I second Peter Wehner’s point that Bill O’Reilly was in error to speak of “Muslims killing us on 9/11.” Islamist extremists killed us on 9/11. The ensuing protest walkout by two of The View’s co-hosts was unhelpful – surely the ladies understand that O’Reilly’s comment was a regrettable error of truncation, from which, if pressed, he would have properly retreated. Unfortunately, the ill-considered comment and the co-host walkout are emblematic of the escalatory mode of much public debate on the topics of Islam, Muslims in America, and the Park 51 mosque.
I’m convinced that neither disputant in this latest confrontation represents a monolithic opinion bloc. Simply restating O’Reilly’s proposition as “Islamist extremists killed us on 9/11” would have engaged the concurrence of the overwhelming majority of Americans. But the confrontational drama of the walkout, which cut off discussion and clarification, hardened attitudes and thus made reconciling the positions more unlikely.

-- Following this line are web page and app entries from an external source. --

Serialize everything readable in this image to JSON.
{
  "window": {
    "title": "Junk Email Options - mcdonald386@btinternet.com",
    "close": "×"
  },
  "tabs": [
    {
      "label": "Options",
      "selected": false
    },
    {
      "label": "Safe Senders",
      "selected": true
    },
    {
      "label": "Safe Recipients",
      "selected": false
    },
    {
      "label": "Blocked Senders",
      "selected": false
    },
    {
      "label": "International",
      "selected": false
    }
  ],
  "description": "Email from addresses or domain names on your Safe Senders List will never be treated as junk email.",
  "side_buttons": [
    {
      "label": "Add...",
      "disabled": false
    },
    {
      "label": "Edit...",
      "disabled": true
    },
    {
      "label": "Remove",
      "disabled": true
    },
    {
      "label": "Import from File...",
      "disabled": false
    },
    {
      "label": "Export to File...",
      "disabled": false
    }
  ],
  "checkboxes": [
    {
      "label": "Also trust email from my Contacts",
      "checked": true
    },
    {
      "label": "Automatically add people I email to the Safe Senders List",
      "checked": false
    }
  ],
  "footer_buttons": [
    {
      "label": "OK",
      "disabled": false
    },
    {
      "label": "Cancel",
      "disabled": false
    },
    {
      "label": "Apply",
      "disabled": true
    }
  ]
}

The episode forms an irresistible counterpoint to this opinion piece on the Park 51 mosque, written in late September by a retired Saudi naval officer and translated this week by MEMRI. Published in Arabic in the Arab News, it was meant for Saudi consumption. Many Americans would be surprised by the simple friendliness of its sentiments. The retired commodore’s affection for America, where he underwent training and served as a liaison officer, comes through clearly. He speaks of his American friends from flight training and his tears on visiting the site of the World Trade Center in 2005. “The U.S.,” he says, “is the most tolerant country regarding building an Islamic center. But why [did] Imam Feisal Abdul Rauf choose Ground Zero?”
On Sept. 11, 2001, some terrorists not only hijacked four airplanes, but they hijacked Islam and the reputation of over one billion Muslims, and caused the total destruction of two Muslim countries (Afghanistan and Iraq).
In terms of hortatory persuasiveness, this officer’s essay and the dust-up on The View land at opposite ends of the spectrum. The Saudi commodore’s views don’t surprise me; the experience of American officers with their Middle Eastern counterparts is usually more positive than the average American might think. There’s a level of liaison between militaries that is often more real, pragmatic, and fraternal than the contacts enjoyed by foreign-service diplomats or mainstream journalists. Warriors have the luxury of focusing on the practical requirements of their profession and leaving politics to the politicians. Their appreciation of each other’s individual personalities and cultures develops at what the U.S. Navy calls the “deck-plate level.”
And that is a level the ordinary American of any background is culturally predisposed to understand. Although people instinctively regard the little melodrama on The View as tiresome – and for good reason – I suspect that those who read the Saudi officer’s letter will find it striking a chord that resonates with them. Its direct simplicity does more good than a hundred stagy walkouts and a thousand elaborate exegeses.